Connected with that is an additional concern we wish to convey relating to the current nature of the real estate markets in this country, which have been experiencing several years of price increases and in many cases, overheated HPI trends in many of the MSAs throughout the country. The Evaluation Content criteria, currently existing in the Interagency Appraisal and Evaluation Guidelines, do not address the market analysis requirements that are contained within USPAP that provide users of appraisal services with critical data relating to market trends, especially as more and more real estate markets become over-priced, over-supplied creating a security risk and potential for another market down-cycle that could severely impact the MBS and MBA markets. Our concerns relate to the failure of evaluations to provide the necessary market information to enable the investors to be making informed decisions. Information that is required within appraisal reports and receiving more and more emphasis.

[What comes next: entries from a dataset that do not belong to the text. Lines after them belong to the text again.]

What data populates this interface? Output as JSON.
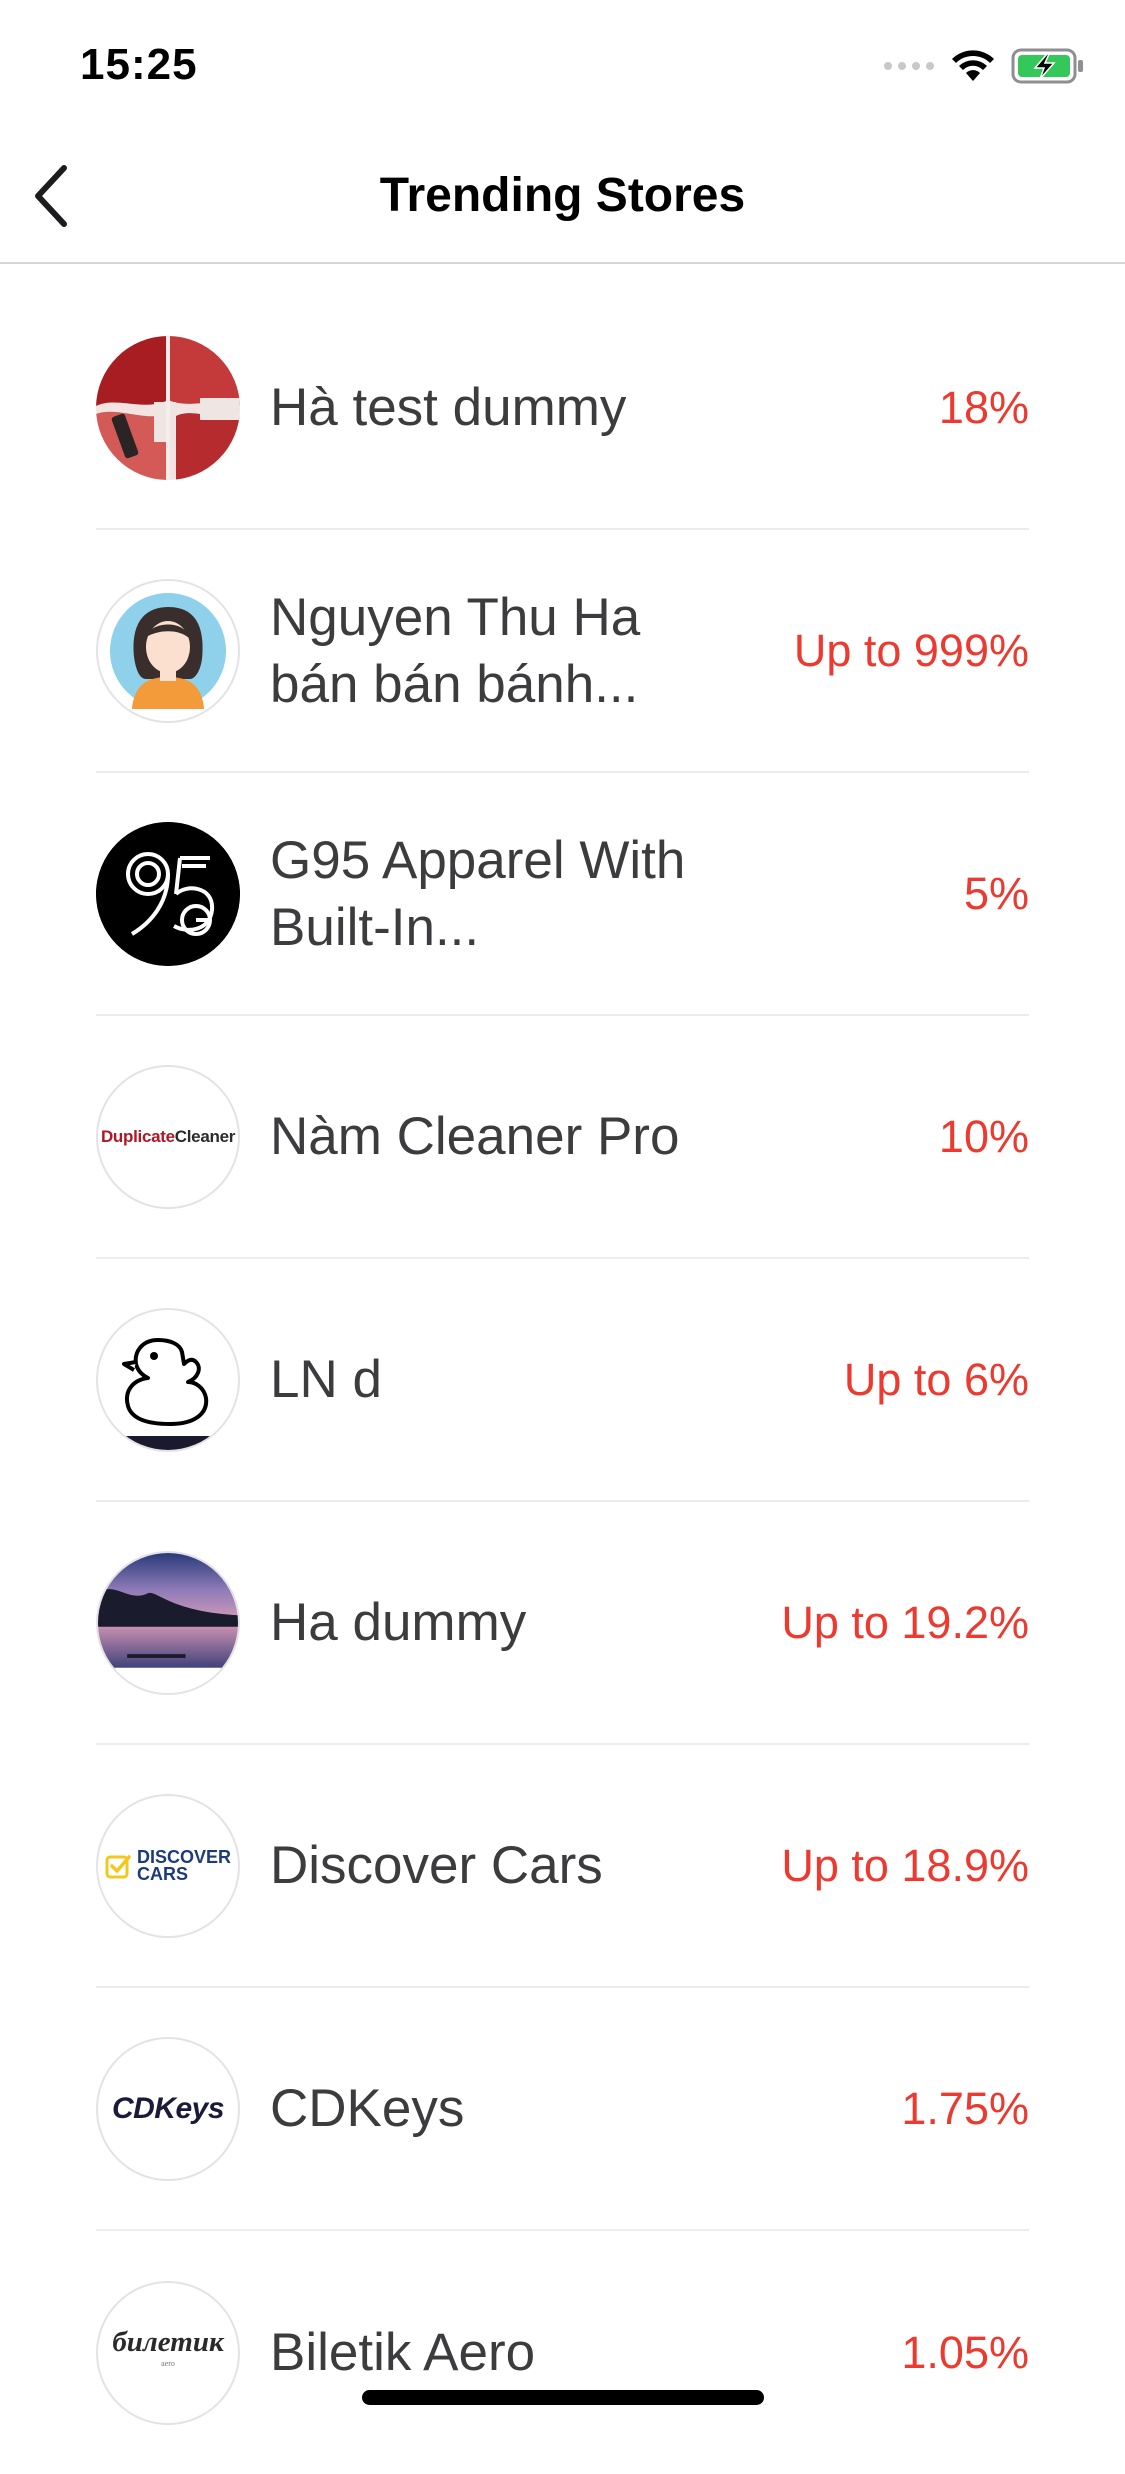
{
  "status_bar": {
    "time": "15:25"
  },
  "nav": {
    "title": "Trending Stores",
    "back_icon": "chevron-left-icon"
  },
  "stores": [
    {
      "name": "Hà test dummy",
      "cashback": "18%"
    },
    {
      "name": "Nguyen Thu Ha bán bán bánh...",
      "cashback": "Up to 999%"
    },
    {
      "name": "G95 Apparel With Built-In...",
      "cashback": "5%"
    },
    {
      "name": "Nàm Cleaner Pro",
      "cashback": "10%"
    },
    {
      "name": "LN d",
      "cashback": "Up to 6%"
    },
    {
      "name": "Ha dummy",
      "cashback": "Up to 19.2%"
    },
    {
      "name": "Discover Cars",
      "cashback": "Up to 18.9%"
    },
    {
      "name": "CDKeys",
      "cashback": "1.75%"
    },
    {
      "name": "Biletik Aero",
      "cashback": "1.05%"
    }
  ],
  "logos": {
    "duplicate_cleaner": {
      "part1": "Duplicate",
      "part2": "Cleaner"
    },
    "discover_cars": {
      "line1": "DISCOVER",
      "line2": "CARS"
    },
    "cdkeys": "CDKeys",
    "biletik": {
      "word": "билетик",
      "sub": "aero"
    }
  },
  "colors": {
    "accent_red": "#ec3a30",
    "text_primary": "#3c3c3e",
    "divider": "#ececef",
    "battery_green": "#34c759"
  }
}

Raising the De Minimus to $500,000 would increase the potential exposure of the transactions in those over-heated markets when more lenders could opt for an evaluation in lieu of an appraisal.
Consistent with that concern is the fact that although Fannie Mae and Freddie Mac, as well as the Federal Housing Administration (FHA) and the Department of Veteran Affairs (VA) currently require appraisals, there currently are no statutory prohibitions from those enterprises accepting alternative valuations such as Evaluations. As noted above, the impact to risk would be substantial at the current $250,000 De Minimus level. Raising the minimum to $500,000 would increase risk expose to an even greater percentage of enterprises, institutions and consumers.
Considering the millions of borrowers currently at risk with the $250,000 De Minimus Threshold, the Collateral Risk Network believes FFEIC should give serious consideration to the elimination of the De Minimus Threshold.
The CRN appreciates the opportunity to comment and looks forward to your reply. Please let me know if I can provide any additional information. I can be reached at firstname.lastname@example.org.
Stephen T. Linville
Allterra Group, LLC
Have any comments or would you like to submit content of your own? Email email@example.com